▶ The problem
Among the entries, find the lines with the string "favicon" and copy them.

───── Task input

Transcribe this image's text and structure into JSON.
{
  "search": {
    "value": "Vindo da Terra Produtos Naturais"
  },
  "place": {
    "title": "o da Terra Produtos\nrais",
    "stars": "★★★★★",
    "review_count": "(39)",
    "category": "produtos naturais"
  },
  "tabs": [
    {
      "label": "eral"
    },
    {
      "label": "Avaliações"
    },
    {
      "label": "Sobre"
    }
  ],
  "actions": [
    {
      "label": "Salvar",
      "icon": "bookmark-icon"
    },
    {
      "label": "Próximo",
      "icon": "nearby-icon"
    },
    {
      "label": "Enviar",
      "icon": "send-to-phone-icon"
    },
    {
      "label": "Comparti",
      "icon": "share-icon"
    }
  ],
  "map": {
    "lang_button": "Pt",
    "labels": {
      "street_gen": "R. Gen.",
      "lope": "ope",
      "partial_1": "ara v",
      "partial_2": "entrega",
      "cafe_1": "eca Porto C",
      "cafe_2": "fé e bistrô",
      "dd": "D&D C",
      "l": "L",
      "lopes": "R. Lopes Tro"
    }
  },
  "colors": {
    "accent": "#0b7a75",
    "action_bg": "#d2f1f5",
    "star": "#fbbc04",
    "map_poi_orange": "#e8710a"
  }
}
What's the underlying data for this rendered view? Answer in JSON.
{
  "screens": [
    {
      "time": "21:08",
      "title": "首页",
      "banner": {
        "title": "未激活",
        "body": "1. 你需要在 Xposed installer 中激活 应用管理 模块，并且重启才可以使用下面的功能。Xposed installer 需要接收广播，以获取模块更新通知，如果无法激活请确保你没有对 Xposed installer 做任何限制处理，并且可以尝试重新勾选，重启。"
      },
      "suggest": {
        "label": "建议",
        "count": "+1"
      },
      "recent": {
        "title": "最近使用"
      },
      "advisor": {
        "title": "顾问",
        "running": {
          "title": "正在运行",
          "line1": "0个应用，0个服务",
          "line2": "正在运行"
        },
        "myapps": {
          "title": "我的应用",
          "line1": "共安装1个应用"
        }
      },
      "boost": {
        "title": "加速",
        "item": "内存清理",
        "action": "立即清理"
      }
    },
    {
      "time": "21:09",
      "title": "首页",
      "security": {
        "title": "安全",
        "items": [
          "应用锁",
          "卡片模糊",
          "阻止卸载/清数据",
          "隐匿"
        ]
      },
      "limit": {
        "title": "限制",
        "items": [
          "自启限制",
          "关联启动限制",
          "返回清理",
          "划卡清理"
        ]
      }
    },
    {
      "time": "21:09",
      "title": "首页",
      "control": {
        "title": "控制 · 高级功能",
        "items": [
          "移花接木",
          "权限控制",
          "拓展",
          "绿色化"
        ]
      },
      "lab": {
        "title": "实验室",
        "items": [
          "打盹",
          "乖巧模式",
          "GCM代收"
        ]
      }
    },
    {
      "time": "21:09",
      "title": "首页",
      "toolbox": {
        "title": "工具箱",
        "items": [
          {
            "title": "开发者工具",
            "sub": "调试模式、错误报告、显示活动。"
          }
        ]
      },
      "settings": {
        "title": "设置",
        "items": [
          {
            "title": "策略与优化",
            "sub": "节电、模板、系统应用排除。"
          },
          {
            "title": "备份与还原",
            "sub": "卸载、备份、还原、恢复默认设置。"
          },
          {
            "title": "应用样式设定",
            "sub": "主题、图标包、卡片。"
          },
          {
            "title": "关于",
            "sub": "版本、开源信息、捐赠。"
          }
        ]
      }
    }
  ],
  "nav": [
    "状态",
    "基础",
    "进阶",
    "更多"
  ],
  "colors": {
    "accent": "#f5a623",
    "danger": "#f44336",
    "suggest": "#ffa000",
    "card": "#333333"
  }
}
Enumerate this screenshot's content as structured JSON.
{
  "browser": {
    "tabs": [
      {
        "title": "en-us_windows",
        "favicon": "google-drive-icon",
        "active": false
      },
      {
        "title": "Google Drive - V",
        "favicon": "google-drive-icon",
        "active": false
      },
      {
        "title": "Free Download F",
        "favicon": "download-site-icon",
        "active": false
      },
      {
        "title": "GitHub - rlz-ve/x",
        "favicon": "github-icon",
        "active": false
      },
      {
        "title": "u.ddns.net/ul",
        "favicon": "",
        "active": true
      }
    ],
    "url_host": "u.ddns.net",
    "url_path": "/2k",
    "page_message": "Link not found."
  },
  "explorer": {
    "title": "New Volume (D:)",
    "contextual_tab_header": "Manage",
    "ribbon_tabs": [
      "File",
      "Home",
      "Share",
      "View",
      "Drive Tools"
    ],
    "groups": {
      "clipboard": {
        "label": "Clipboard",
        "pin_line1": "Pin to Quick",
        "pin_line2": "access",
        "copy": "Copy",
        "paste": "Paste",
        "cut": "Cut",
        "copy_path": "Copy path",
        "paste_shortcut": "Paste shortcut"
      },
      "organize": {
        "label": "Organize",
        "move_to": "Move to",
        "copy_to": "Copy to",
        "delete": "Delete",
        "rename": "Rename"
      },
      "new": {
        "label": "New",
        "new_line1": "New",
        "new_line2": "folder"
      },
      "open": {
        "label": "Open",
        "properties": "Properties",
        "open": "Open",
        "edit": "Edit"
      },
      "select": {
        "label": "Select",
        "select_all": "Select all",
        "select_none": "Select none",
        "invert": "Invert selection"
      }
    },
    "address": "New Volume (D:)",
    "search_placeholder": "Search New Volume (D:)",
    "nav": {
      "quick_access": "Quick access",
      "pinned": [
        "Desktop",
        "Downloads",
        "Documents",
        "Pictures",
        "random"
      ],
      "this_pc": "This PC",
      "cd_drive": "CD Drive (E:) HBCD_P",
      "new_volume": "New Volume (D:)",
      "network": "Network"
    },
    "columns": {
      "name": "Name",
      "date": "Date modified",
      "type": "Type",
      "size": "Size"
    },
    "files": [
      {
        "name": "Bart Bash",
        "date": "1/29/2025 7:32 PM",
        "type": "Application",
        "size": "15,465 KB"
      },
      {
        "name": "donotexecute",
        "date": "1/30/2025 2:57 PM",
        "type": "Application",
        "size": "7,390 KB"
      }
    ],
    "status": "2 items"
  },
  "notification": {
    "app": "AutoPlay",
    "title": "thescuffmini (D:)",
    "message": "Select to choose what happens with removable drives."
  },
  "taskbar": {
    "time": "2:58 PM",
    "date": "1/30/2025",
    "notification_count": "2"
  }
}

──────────

▶ Worked solution
        "favicon": "google-drive-icon",
        "favicon": "google-drive-icon",
        "favicon": "download-site-icon",
        "favicon": "github-icon",
        "favicon": "",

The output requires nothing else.